> _Website and app data records_:
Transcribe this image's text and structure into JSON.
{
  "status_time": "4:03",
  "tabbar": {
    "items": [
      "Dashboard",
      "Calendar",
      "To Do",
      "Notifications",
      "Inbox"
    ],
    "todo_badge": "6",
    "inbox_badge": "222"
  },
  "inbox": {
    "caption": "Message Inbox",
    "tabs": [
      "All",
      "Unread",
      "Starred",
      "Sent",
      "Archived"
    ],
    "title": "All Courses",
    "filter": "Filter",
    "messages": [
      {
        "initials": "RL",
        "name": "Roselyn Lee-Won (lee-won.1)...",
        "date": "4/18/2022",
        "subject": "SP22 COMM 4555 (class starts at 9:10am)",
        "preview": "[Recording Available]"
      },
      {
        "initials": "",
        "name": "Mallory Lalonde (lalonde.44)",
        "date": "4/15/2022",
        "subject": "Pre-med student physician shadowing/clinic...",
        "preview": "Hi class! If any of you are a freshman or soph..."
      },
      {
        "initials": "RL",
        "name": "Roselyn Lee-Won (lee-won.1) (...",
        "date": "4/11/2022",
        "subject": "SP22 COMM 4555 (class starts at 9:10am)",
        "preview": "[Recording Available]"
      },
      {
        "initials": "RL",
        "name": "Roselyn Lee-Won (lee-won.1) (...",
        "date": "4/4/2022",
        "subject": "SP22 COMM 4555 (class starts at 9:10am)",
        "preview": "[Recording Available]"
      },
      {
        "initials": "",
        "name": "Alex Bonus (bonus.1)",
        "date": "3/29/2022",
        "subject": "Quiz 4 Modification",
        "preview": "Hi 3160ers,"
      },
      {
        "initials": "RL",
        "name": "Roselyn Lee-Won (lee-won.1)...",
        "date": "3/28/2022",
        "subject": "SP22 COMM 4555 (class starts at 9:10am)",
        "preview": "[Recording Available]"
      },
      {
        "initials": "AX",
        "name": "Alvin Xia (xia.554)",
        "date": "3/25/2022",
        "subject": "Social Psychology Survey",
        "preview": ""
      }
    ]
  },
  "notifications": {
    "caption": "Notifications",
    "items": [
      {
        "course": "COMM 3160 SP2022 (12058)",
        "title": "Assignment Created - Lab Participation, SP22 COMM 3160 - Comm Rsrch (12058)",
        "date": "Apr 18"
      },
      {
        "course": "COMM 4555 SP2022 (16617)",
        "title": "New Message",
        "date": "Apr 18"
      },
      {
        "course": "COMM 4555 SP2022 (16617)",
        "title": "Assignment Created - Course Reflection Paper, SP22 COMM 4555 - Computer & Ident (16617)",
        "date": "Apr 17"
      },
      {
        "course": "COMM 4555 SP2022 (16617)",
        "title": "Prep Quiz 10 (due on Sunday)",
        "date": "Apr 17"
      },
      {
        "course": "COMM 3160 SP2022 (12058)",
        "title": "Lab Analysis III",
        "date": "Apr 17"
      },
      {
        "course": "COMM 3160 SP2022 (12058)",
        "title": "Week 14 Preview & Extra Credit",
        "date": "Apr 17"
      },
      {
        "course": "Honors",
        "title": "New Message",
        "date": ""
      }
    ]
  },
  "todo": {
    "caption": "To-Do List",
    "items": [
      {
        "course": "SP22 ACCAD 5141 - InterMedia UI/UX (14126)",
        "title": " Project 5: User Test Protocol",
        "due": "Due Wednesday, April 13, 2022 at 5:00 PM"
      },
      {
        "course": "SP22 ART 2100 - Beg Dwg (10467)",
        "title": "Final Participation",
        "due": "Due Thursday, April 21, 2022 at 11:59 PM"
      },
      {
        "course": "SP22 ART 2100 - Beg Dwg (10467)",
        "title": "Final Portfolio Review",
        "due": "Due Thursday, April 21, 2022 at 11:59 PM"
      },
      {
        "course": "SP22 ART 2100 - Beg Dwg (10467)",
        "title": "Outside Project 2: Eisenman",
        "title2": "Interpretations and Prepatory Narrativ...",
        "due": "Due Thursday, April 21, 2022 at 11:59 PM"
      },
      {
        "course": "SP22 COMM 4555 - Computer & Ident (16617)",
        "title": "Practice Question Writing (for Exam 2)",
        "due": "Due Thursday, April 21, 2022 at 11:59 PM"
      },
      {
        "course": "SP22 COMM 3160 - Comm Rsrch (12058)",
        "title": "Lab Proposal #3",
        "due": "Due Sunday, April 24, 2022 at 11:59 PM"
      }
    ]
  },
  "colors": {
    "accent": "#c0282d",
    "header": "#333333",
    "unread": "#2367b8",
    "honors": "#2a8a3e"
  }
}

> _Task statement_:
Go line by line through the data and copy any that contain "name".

> _Result for this task_:
        "name": "Roselyn Lee-Won (lee-won.1)...",
        "name": "Mallory Lalonde (lalonde.44)",
        "name": "Roselyn Lee-Won (lee-won.1) (...",
        "name": "Roselyn Lee-Won (lee-won.1) (...",
        "name": "Alex Bonus (bonus.1)",
        "name": "Roselyn Lee-Won (lee-won.1)...",
        "name": "Alvin Xia (xia.554)",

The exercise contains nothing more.